At Surfing Hydrangea, we sell a wide variety of “bread and butter” plant material that landscapers are looking for every day, like cherry trees, catmint and fountain grasses. Keeping lots of stock of those items is great for business, but it’s always the plants that I’ve never heard of, or seen in person that get me jazzed up for gardening again when I’m a little burned out. My favorites are often the new introductions and hard-to-find perennial treasures that Britt brings in for the courtyard.
A few weeks ago, I was unloading a rack of plants when I came across a perennial with unique foliage, reminiscent of oak leaves. I had never even heard of it, so I was delighted. The grower describes the foliage of Macleaya microcarpa ‘Kelways Coral Plume’ as “commanding and tropical in appearance” and I definitely agree. This thing is amazing. The blue-grey leaves are about the size of my hand and run all the way up the stalk of this large plant. When grown in sun, on well-drained fertile soil, plume poppy will reach 6 or more feet tall and spread out to occupy a space of about 4 feet. The foliage is topped with feathery, coppery-pink flowers in high summer. In fall, the leaves take on a tan hue, that fits right in with autumnal foliage.

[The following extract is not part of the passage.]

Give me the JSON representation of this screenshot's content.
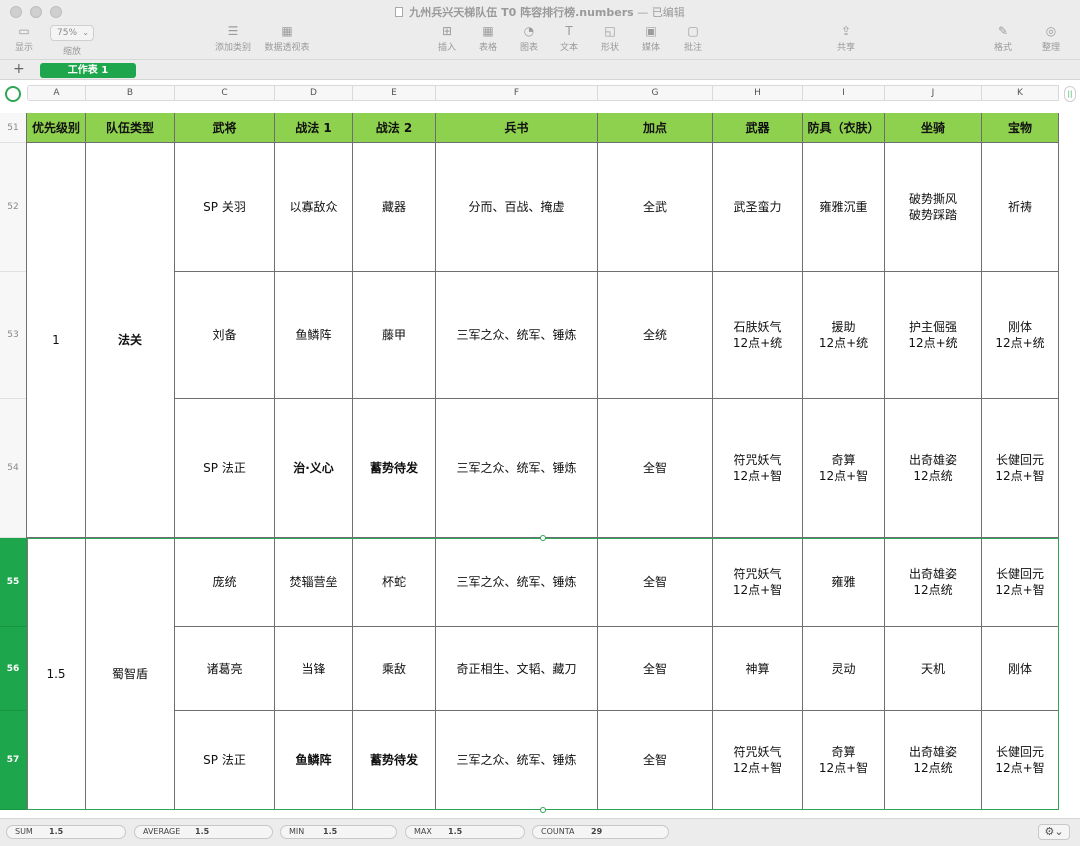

I’ve been so interested in this plant that I’ve had one planted in our garden at the nursery so that we can enjoy it for years to come. As I write this post, we still have a few in stock. Why not give them a try in your garden?!